"Over the last 27 months, with steadfast dedication, commitment and creativity, Mr. Eide helped the two leaders make unprecedented progress towards reaching a viable and sustainable solution to the decades old dispute," U.N. spokesman Farhan Haq said in a statement.
Haq said Eide planned to run in the upcoming legislative elections in Norway.
He tweeted on Monday that his resignation was official. Eide will now run as a parliamentary candidate for Norway's Labour Party in September's general election.
Eide, on Aug. 3, visited Greek-Cypriot leader Nicos Anastasiades and the Turkish-Cypriot president, Mustafa Akıncı, before leaving the island.
He later tweeted about his "fond memories" of Cyprus and his hope to return one day "to a united island".
The latest of many attempts to broker an accord on Cyprus ended on July 7 after 10 days of negotiations at a Swiss Alpine resort attended by the Greek and Turkish Cypriot sides along with Britain, Greece and Turkey.

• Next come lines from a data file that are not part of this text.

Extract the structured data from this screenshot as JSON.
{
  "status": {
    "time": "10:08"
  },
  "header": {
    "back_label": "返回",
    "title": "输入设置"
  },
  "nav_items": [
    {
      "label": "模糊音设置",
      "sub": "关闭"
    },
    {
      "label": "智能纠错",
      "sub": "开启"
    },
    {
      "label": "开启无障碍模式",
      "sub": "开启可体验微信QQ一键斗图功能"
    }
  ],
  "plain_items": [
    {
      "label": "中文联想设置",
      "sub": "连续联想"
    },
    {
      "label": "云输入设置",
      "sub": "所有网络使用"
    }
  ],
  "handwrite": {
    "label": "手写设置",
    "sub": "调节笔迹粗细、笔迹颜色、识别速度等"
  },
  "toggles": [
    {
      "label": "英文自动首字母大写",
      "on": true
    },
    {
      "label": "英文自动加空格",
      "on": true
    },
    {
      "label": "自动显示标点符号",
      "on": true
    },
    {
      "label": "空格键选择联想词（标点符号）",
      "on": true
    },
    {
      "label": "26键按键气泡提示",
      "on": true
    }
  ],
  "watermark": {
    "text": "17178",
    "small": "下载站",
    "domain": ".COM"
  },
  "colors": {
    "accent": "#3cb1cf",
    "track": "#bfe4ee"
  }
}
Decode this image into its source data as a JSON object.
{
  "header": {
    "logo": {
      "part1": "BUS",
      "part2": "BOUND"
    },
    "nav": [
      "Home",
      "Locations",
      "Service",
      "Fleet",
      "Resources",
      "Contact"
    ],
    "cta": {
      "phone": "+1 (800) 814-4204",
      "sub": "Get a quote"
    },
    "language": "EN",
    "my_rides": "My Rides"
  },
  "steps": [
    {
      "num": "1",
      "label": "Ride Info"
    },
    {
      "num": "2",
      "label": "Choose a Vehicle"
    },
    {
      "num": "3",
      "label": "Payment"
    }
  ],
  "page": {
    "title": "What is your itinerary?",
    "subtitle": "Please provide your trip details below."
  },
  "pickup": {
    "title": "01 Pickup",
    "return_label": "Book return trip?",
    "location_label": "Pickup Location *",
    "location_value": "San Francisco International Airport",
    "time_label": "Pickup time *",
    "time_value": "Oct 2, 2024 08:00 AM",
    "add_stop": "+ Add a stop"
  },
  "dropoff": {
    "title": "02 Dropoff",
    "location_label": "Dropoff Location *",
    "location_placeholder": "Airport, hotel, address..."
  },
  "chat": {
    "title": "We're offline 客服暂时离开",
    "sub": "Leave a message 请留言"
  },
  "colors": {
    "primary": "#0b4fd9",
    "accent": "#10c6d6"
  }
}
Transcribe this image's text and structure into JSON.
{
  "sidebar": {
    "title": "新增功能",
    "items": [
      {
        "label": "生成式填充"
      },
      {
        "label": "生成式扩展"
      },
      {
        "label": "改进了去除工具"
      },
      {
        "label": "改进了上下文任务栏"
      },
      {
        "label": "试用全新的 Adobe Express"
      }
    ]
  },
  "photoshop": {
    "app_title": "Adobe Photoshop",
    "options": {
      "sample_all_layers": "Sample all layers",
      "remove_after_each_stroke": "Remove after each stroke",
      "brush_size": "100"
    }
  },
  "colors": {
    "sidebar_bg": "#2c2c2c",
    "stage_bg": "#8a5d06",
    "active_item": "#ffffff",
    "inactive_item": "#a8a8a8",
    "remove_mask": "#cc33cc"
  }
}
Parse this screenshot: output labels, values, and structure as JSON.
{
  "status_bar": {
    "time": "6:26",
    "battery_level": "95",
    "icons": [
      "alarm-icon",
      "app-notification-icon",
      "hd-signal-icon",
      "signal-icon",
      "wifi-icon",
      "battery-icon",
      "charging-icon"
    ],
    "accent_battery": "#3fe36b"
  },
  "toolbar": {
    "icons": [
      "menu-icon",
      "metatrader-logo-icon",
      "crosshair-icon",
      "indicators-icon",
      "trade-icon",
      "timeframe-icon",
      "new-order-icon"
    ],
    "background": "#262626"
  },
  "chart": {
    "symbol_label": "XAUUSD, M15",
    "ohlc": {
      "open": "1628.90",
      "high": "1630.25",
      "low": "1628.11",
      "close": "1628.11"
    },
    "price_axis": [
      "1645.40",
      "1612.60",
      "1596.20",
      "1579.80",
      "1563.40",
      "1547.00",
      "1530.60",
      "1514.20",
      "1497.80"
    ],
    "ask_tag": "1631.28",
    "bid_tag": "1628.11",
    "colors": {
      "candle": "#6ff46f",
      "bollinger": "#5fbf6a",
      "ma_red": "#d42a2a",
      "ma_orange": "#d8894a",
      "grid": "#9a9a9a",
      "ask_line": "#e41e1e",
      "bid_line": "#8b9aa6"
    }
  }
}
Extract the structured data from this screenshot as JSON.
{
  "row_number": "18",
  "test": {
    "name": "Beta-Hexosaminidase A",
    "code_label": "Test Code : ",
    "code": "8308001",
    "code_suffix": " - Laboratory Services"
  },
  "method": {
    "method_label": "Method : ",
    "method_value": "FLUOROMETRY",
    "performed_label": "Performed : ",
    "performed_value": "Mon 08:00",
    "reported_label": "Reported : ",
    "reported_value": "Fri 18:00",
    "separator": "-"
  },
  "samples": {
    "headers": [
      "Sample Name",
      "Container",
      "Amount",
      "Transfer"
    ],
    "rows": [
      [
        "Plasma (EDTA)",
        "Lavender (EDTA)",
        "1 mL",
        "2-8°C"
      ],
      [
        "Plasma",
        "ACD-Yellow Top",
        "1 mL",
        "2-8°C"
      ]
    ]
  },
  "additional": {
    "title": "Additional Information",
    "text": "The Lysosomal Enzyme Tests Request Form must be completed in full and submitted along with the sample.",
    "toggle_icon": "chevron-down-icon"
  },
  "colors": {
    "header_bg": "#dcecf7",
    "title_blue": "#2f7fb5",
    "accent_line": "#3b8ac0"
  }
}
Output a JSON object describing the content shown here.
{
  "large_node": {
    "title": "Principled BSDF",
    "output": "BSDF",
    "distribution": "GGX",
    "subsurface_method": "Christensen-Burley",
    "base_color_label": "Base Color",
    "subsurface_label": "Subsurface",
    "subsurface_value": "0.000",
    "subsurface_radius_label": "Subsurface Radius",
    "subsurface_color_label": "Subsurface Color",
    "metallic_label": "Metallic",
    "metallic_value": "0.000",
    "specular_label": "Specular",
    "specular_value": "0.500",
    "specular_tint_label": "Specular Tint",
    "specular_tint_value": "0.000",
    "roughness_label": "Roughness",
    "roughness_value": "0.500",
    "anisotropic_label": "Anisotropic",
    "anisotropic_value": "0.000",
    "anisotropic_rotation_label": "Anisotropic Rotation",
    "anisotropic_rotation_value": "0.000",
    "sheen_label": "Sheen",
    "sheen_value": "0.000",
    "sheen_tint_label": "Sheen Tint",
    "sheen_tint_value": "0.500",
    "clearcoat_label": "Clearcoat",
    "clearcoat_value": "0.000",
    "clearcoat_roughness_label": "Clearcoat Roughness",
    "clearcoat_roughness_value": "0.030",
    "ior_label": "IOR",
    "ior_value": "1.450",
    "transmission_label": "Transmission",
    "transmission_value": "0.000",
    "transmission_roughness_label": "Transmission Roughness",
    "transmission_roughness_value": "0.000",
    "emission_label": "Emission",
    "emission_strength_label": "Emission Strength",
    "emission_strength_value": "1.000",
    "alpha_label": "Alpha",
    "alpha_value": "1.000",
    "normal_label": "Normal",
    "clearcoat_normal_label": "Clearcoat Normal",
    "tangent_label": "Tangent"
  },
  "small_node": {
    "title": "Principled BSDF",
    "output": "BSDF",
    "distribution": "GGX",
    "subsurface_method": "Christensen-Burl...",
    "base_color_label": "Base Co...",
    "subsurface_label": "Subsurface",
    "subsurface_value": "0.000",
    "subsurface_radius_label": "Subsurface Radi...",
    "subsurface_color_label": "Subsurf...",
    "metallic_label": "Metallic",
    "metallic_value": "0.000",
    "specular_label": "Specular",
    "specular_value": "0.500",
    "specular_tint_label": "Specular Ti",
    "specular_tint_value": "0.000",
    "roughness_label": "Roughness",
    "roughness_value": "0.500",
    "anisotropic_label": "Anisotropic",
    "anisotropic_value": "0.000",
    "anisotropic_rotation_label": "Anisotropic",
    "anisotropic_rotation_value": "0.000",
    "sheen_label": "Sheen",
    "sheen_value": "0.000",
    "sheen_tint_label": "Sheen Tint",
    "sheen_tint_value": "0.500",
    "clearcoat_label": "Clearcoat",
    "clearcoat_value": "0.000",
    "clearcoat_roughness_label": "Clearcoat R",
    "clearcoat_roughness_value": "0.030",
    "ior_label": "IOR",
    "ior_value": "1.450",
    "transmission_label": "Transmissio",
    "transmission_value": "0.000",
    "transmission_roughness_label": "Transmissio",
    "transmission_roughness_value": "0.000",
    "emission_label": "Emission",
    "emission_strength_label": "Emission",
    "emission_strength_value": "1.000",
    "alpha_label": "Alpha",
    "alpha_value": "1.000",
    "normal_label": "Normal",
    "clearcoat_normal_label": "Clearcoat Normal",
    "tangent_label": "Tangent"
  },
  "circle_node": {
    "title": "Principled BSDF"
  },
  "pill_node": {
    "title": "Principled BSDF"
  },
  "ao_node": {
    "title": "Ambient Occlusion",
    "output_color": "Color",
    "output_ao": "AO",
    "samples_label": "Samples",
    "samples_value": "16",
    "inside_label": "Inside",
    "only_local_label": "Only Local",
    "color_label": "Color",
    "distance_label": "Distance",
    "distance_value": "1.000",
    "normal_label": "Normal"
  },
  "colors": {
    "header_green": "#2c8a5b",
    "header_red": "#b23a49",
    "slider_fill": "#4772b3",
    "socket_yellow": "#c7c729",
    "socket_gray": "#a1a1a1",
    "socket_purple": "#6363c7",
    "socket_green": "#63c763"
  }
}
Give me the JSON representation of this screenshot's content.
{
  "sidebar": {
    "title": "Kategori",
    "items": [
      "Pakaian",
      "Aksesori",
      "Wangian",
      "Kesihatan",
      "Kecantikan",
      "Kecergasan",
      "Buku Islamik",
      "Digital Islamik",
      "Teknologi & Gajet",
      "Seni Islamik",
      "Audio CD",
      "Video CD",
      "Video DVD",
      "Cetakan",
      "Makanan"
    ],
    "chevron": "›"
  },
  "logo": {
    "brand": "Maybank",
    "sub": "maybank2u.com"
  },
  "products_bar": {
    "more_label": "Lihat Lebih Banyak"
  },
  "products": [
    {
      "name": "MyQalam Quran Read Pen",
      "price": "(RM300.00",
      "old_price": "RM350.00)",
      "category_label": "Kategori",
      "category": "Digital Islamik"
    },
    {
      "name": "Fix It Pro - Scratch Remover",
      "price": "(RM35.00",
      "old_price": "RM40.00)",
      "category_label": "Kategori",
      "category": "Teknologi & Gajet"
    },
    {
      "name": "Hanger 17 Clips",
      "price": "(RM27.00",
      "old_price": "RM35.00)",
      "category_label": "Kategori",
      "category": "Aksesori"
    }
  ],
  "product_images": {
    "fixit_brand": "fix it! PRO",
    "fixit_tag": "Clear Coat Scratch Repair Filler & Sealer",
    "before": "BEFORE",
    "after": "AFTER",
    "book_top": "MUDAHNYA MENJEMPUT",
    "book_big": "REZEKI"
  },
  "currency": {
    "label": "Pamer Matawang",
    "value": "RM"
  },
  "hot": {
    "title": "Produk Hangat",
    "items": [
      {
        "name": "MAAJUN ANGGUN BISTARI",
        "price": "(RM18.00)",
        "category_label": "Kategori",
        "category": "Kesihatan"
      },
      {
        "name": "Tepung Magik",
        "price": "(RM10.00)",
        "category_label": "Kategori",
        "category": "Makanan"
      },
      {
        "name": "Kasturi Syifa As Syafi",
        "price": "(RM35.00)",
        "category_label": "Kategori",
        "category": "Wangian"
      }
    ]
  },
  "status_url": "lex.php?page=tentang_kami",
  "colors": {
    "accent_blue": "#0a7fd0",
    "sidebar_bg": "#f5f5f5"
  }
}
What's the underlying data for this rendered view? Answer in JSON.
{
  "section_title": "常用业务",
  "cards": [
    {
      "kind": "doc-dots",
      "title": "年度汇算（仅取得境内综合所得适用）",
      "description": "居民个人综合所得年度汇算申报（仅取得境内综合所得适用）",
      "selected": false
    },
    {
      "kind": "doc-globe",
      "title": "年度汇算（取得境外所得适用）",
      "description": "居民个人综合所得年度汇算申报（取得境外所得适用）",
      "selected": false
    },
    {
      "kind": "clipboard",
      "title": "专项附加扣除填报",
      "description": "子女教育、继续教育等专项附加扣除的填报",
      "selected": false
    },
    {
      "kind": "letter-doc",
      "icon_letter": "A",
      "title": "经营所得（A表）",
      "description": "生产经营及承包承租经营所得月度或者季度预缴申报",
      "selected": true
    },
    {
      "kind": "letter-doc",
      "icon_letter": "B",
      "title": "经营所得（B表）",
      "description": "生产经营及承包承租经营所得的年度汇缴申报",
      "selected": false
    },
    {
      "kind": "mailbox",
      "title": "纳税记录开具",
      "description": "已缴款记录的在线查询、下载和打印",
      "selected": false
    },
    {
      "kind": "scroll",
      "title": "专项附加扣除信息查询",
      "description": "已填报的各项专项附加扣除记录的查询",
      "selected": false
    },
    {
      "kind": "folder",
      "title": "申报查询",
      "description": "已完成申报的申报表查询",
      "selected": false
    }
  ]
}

Turkey has blamed Greek Cypriot intransigence for the latest talks' failure and also faulted the European Union for admitting Cyprus as a divided island into the union in 2004, after Greek Cyprus rejected a peace deal.
Cyprus was split after guarantor power Turkey's intervention that was triggered by a Greek-inspired far-right coup in 1974. The seeds of division were sown years earlier after a power-sharing arrangement between Greek and Turkish Cypriots crumbled as a constitutional deadlock led to violence.
A settlement to the long-simmering conflict has been given sharper focus by the prospect of sizeable deposits of natural gas in the eastern Mediterranean.